« Reply #74 on: September 16, 2020, 11:23:27 PM »
Heroic?  It's mostly graverobbers, barbarians and thieves.
Maybe in YOUR games, but... say it with me...

%u201CNot everyone plays the way I do... and that%u2019s okay.%u201D

Yeah, no shit.  That's the point I was trying to get across to Darrin.

<snip>  Good setup for a campaign.

Quote
The only %u201Cright%u201D answer to how deadly a campaign needs to be is what%u2019s right for that campaign and it WILL vary from campaign to campaign.

No argument; I seem to have fallen into the role of devil's advocate for being a killer DM - even though I'm not - I DO hate playing in games where the DM pulls punches often - I'd bet we all do it sometime. 

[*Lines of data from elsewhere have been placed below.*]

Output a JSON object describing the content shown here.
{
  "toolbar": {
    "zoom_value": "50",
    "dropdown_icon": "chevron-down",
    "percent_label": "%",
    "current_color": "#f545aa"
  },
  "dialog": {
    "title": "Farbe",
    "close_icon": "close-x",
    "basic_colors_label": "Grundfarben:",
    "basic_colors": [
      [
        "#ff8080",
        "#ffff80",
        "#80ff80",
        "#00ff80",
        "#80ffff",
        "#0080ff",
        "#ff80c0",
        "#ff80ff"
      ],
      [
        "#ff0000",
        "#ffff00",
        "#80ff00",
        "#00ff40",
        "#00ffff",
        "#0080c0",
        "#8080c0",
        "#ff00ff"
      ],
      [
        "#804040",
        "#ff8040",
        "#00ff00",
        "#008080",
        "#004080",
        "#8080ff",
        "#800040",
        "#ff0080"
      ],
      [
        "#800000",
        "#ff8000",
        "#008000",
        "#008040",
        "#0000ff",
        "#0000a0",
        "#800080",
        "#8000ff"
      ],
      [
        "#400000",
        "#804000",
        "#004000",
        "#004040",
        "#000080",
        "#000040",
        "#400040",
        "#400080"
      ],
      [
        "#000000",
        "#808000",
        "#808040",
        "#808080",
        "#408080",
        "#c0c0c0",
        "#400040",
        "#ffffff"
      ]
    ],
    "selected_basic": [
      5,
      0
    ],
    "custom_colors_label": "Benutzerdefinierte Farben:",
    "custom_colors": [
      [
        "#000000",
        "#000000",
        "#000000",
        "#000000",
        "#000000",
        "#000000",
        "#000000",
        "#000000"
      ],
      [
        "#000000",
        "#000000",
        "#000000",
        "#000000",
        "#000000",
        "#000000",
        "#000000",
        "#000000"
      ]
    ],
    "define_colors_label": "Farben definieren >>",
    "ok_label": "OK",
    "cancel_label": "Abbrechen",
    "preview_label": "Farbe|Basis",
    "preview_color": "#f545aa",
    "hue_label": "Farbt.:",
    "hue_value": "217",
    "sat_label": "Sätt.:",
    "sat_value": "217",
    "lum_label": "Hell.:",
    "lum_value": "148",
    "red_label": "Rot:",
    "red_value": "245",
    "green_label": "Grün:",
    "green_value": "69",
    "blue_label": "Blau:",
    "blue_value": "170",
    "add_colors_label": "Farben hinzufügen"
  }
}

A three-musketeers game where swashbuckling foes live to fight another day is fun too, but make sure you're doing it in a system that supports it, and everyone knows it.  Lying to the players and letting them THINK your game is dangerous and deadly, but instead you're playing the He-Man cartoon series sucks.
« Last Edit: September 16, 2020, 11:28:32 PM by LiferGamer »
Your Forgotten Realms was my first The Last Jedi.

If the party is gonna die, they want to be riding and blasting/hacking away at a separate one of Tiamat's heads as she plummets towards earth with broken wings while Solars and Planars sing.